Supplied entries -
----------------------------------------

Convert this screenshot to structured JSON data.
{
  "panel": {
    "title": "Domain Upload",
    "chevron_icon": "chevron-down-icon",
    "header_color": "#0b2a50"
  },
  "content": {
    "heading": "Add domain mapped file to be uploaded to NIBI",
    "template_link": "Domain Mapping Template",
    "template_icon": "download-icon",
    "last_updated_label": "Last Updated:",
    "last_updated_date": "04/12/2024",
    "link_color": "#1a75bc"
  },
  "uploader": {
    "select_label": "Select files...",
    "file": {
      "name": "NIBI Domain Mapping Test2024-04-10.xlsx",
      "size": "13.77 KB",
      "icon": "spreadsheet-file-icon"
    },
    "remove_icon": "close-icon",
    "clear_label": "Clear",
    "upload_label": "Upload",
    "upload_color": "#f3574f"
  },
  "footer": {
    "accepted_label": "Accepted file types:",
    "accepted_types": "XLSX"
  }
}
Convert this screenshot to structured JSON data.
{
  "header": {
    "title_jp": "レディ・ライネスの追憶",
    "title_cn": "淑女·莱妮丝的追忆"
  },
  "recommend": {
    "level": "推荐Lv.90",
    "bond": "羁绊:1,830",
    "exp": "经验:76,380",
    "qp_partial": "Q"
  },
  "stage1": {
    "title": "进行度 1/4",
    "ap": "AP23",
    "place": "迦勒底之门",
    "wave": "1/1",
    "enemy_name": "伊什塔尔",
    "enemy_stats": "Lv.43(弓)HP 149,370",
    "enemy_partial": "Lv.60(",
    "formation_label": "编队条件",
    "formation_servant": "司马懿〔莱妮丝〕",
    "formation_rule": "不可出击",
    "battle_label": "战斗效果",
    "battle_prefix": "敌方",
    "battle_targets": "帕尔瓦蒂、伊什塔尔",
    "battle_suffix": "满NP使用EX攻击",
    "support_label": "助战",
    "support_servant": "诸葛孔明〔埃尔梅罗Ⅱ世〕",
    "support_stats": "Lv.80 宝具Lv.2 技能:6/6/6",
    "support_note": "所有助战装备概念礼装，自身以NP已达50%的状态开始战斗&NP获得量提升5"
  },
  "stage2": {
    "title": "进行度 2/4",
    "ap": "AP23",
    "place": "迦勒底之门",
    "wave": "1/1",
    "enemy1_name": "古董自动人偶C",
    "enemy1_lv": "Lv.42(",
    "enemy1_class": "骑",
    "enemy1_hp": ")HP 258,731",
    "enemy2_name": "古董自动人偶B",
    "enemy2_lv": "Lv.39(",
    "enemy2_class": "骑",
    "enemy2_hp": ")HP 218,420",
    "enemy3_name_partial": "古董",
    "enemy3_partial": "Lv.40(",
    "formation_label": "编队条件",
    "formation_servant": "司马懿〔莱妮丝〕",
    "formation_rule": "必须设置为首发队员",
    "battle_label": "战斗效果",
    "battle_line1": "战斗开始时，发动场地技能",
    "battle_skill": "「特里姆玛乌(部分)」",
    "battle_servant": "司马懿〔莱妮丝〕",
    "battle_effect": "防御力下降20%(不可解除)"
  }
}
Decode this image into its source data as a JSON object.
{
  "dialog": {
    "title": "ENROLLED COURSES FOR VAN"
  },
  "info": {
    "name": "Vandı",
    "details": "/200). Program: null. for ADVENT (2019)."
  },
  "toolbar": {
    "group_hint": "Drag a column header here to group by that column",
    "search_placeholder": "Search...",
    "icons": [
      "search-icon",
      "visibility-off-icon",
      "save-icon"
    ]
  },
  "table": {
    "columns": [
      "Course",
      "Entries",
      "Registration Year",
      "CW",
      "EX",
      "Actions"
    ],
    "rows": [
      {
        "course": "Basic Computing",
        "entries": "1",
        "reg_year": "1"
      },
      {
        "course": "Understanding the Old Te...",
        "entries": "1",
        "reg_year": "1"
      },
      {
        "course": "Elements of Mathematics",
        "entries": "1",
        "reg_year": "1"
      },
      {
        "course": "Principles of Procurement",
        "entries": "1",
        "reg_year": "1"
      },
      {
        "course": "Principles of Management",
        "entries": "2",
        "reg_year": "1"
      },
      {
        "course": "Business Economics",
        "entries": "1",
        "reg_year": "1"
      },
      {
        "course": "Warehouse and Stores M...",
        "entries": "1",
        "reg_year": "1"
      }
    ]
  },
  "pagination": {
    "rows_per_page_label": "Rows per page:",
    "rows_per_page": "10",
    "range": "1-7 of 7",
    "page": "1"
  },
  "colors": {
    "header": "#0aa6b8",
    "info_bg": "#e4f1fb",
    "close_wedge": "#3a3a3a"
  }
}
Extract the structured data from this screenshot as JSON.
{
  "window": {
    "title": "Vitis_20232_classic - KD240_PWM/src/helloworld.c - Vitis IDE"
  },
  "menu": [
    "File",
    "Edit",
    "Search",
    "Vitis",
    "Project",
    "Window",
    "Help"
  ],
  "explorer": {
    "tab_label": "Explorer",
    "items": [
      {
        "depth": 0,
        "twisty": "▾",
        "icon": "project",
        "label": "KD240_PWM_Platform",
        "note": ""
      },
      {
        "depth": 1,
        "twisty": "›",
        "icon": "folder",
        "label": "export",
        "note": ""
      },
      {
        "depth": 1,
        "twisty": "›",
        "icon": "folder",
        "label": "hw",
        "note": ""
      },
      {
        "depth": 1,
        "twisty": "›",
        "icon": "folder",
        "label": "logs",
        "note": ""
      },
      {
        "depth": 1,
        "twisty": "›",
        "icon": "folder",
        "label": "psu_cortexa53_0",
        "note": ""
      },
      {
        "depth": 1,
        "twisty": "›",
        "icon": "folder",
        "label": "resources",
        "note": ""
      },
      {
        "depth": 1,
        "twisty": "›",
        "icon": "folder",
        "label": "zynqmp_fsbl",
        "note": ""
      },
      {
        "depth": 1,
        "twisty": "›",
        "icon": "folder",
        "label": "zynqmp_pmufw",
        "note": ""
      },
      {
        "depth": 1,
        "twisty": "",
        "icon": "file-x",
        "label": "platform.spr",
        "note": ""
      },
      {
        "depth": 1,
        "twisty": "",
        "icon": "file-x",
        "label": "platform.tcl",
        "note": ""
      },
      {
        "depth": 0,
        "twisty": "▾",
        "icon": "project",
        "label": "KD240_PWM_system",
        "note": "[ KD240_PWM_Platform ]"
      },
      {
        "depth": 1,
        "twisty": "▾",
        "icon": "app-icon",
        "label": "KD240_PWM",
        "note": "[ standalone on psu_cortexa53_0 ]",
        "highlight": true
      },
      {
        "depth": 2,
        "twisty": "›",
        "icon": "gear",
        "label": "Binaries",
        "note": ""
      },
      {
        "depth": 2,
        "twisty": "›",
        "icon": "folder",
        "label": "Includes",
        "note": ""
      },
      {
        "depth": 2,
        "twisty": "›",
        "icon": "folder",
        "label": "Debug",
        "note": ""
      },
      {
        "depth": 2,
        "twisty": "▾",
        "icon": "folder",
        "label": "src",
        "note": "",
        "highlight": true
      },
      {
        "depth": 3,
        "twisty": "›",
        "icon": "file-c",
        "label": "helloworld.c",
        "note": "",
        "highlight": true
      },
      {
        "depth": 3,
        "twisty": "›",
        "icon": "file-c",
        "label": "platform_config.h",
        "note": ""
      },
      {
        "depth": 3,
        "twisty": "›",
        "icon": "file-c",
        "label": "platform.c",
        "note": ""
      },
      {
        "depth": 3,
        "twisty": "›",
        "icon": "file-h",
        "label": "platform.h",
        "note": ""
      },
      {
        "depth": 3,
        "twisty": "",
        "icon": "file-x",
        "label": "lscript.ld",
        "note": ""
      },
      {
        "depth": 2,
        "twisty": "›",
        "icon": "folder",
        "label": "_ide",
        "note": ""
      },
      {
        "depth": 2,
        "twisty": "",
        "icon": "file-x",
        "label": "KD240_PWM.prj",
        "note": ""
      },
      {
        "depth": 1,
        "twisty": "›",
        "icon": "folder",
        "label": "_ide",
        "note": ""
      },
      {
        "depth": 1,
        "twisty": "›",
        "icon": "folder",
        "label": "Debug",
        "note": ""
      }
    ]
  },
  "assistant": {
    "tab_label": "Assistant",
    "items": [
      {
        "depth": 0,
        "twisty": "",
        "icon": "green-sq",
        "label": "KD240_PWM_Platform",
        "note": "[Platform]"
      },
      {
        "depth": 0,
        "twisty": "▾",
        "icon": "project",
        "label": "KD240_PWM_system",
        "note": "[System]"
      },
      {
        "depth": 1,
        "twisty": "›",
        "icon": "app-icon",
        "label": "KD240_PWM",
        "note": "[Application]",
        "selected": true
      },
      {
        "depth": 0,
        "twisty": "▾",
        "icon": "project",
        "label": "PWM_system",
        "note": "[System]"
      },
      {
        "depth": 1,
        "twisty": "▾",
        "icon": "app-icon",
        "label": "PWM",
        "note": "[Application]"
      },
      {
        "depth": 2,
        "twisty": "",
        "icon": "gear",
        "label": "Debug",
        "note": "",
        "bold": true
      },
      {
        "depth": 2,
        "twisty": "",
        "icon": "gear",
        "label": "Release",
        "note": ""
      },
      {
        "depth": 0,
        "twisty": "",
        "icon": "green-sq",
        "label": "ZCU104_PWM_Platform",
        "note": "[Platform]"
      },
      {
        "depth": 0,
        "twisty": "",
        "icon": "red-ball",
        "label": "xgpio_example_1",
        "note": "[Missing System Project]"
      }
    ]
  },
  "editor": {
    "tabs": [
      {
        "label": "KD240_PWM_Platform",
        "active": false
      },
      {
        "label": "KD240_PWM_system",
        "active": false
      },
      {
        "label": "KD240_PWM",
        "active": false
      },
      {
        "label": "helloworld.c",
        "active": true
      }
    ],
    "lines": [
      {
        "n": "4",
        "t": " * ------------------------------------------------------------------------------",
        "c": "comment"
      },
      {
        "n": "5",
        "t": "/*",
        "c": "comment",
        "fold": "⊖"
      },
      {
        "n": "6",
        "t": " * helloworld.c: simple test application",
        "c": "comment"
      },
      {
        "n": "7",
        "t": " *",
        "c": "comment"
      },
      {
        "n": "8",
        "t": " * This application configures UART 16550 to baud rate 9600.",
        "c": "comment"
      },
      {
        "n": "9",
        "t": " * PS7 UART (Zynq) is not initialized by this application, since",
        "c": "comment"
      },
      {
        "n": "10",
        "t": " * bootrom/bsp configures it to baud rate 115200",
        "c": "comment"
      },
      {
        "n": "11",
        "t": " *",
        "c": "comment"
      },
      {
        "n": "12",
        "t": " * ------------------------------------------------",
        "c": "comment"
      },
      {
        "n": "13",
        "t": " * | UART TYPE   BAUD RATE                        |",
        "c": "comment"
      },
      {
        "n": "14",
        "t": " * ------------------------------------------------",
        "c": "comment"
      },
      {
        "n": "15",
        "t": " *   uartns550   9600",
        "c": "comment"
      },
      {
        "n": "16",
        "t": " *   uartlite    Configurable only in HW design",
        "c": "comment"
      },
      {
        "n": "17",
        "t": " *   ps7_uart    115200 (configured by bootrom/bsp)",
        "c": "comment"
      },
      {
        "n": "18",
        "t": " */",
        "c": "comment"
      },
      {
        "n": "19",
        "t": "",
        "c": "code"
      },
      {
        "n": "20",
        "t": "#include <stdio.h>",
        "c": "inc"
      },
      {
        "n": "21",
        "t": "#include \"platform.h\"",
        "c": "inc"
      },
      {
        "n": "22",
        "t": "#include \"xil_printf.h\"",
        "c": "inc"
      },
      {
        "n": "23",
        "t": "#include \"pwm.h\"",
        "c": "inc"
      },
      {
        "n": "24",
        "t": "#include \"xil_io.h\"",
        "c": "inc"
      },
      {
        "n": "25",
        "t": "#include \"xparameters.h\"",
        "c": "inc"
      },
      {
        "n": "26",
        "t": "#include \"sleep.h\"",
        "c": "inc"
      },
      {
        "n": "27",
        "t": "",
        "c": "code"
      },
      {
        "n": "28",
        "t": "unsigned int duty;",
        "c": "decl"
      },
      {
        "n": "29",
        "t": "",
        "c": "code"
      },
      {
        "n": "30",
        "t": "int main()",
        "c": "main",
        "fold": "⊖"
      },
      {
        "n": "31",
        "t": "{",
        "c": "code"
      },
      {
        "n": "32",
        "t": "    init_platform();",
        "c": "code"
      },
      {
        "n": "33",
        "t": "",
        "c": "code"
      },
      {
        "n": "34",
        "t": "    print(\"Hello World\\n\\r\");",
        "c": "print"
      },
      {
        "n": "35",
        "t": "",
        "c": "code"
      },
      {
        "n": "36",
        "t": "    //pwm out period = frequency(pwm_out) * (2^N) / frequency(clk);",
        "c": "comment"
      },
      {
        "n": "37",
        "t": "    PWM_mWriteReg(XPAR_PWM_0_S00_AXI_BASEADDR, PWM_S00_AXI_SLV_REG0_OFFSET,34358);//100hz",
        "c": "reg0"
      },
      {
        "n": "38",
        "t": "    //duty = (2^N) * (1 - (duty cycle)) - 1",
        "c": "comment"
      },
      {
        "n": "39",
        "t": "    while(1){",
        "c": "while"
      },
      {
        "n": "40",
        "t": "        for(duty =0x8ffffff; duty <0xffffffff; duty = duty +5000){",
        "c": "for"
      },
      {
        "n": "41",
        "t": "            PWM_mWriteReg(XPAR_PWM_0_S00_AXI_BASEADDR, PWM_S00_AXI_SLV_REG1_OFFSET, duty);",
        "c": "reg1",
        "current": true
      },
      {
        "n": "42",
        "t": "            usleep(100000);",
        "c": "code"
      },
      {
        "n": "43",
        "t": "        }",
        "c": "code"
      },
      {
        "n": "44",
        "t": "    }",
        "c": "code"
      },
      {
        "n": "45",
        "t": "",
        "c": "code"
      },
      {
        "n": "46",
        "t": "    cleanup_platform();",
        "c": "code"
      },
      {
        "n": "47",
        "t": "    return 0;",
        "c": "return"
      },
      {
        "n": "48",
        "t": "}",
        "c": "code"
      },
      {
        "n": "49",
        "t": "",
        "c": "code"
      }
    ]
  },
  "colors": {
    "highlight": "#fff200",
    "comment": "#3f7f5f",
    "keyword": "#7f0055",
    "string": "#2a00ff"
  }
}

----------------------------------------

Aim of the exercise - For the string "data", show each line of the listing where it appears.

Response area -
Convert this screenshot to structured JSON data.
Convert this screenshot to structured JSON data.
Decode this image into its source data as a JSON object.
Extract the structured data from this screenshot as JSON.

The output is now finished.